eyes pop open thanks to internal alarm clock
and the fear that the garbage men dug them-
-selves out last night. Pull on yesterday's
dirty clothes and go about bundling my-
-self up against the December winter outside.
Walk out onto the enclosed porch; the cooler air
pulls me out of my stupor as I
pull on my snow boots and turn on
the outside light so I can see what I have
to look forward to. Don't look up
I tell myself til it's done.
Grab the shovel.
Get to work.
It's me, a cheap shovel,
and the memory of a warm bed
against freshly packed snow
and a thin layer of ice that crackles
when the shovel breaks the surface. Don't look up
I tell myself til it's done. Get to the end
of the walk, meet the pile of snow and ice and rock
left behind by the snow plow. They don't pile it
in front of my neighbors' houses this way.
Start from the top
and dig my way down
thinking about about my landlord's
lawn tractor plow attachment
and I wonder if he's awake yet. Don't look up
I tell myself. Not til it's done. Slice through the pile
and step out onto the cleared street.
Snow reaches my thighs and I
can only revel so long in my victory
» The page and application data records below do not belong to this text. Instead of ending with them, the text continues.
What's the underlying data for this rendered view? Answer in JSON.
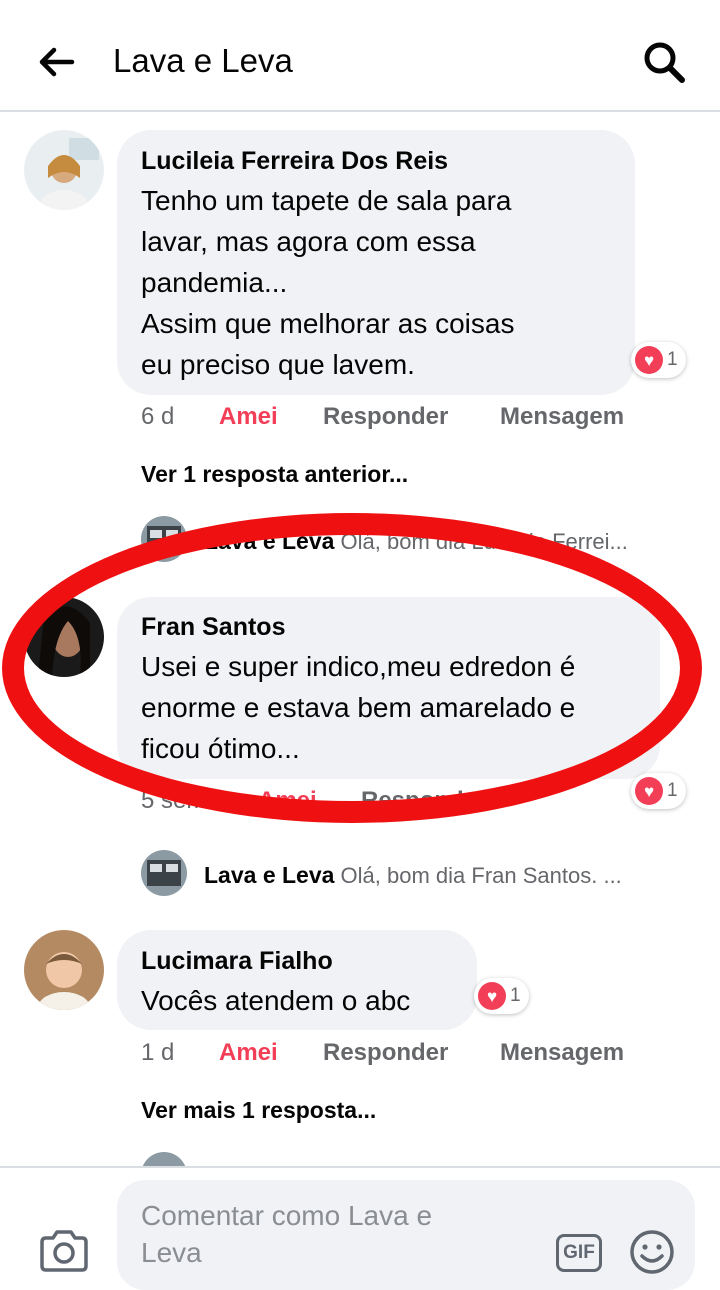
{
  "header": {
    "title": "Lava e Leva"
  },
  "comments": [
    {
      "author": "Lucileia Ferreira Dos Reis",
      "lines": [
        "Tenho  um tapete  de sala para",
        "lavar, mas agora  com essa",
        "pandemia...",
        "Assim que  melhorar  as coisas",
        "eu preciso  que lavem."
      ],
      "reaction_count": "1",
      "time": "6 d",
      "love_label": "Amei",
      "reply_label": "Responder",
      "message_label": "Mensagem"
    },
    {
      "author": "Fran Santos",
      "lines": [
        "Usei e super indico,meu edredon é",
        "enorme e estava bem amarelado e",
        "ficou ótimo..."
      ],
      "reaction_count": "1",
      "time": "5 sem",
      "love_label": "Amei",
      "reply_label": "Responder"
    },
    {
      "author": "Lucimara Fialho",
      "lines": [
        "Vocês atendem o abc"
      ],
      "reaction_count": "1",
      "time": "1 d",
      "love_label": "Amei",
      "reply_label": "Responder",
      "message_label": "Mensagem"
    }
  ],
  "previous_replies_link": "Ver 1 resposta anterior...",
  "more_replies_link": "Ver mais 1 resposta...",
  "replies": [
    {
      "author": "Lava e Leva",
      "text": "Olá, bom dia Lucileia Ferrei..."
    },
    {
      "author": "Lava e Leva",
      "text": "Olá, bom dia Fran Santos. ..."
    }
  ],
  "composer": {
    "placeholder_line1": "Comentar como Lava e",
    "placeholder_line2": "Leva",
    "gif_label": "GIF"
  },
  "colors": {
    "love": "#f33e58",
    "highlight_oval": "#ef1111",
    "bubble": "#f0f2f5"
  },
  "icons": [
    "back-arrow-icon",
    "search-icon",
    "heart-icon",
    "camera-icon",
    "gif-icon",
    "emoji-icon"
  ]
}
before I glance left
at the driveway.
The snow plow
didn't disappoint. Dig my way down,
through compacted snow and ice and gravel
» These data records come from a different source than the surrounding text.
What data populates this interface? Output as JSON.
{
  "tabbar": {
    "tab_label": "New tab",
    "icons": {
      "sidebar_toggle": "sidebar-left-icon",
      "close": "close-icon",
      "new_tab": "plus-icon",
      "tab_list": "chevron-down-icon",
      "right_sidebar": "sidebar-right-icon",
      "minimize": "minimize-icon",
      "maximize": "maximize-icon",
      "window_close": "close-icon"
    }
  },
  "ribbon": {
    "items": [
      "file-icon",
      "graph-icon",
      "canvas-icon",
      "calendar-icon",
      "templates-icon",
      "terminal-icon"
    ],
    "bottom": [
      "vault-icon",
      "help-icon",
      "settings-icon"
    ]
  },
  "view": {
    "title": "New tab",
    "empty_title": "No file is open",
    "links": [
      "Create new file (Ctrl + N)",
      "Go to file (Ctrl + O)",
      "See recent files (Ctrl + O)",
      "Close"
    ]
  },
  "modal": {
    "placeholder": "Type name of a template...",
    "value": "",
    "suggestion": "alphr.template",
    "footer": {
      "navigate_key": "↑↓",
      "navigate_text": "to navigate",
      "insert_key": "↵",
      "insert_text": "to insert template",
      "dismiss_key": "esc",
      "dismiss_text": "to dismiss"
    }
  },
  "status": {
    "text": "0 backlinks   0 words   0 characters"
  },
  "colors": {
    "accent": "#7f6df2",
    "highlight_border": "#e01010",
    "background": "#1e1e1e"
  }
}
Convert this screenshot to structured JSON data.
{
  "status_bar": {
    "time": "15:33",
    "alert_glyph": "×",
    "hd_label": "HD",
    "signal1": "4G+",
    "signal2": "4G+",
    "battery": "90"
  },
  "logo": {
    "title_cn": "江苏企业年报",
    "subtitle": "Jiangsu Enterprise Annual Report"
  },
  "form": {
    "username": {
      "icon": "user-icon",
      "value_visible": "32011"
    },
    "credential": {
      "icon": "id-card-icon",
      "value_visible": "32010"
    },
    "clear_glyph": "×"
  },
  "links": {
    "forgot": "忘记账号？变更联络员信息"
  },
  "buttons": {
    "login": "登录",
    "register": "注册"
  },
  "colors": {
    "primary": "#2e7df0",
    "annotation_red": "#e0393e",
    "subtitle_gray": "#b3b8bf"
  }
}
hoping the shovel doesn't break – until
there's a space big enough to push through
and attack the thinner layer of pristine snow and ice
leading to the garage door. It breaks easy and I
move in a rectangle pattern
because it makes me feel like
it's disappearing faster, so that I
can feel like I'm winning
in spite of the forecast I'm
pushing out of my mind that calls
for more snow the day after tomorrow.
Don't look up, I tell myself
til it's done.
One last giant pile
tall as my waist and that
only so she can get the car out
when she leaves for work
in a few hours. Think about
the spaghetti dinner she cooked last night,
how it was heavy and warm in my belly
even though my hands and feet were cold
in spite of the heat. Dig my way down and
make my way through. Check my work
and allow myself a futile sense
Perch the garbage
atop the pile of snow. I know
the garbage men will throw
the recycling bin in the middle of the yard
to make me trudge through the snow
to retrieve it. Try not to think about it,
I tell myself.
Go back inside.
My hands and feet are warm. Strip
off cold sweaty clothes like I learned
from T.J. down in New Orleans
who warned me that a damp t-shirt
would kill me whether I was sleeping
on a park bench or soft bed.
That's how the elements finally kill you,
he said. They wait until you get sloppy.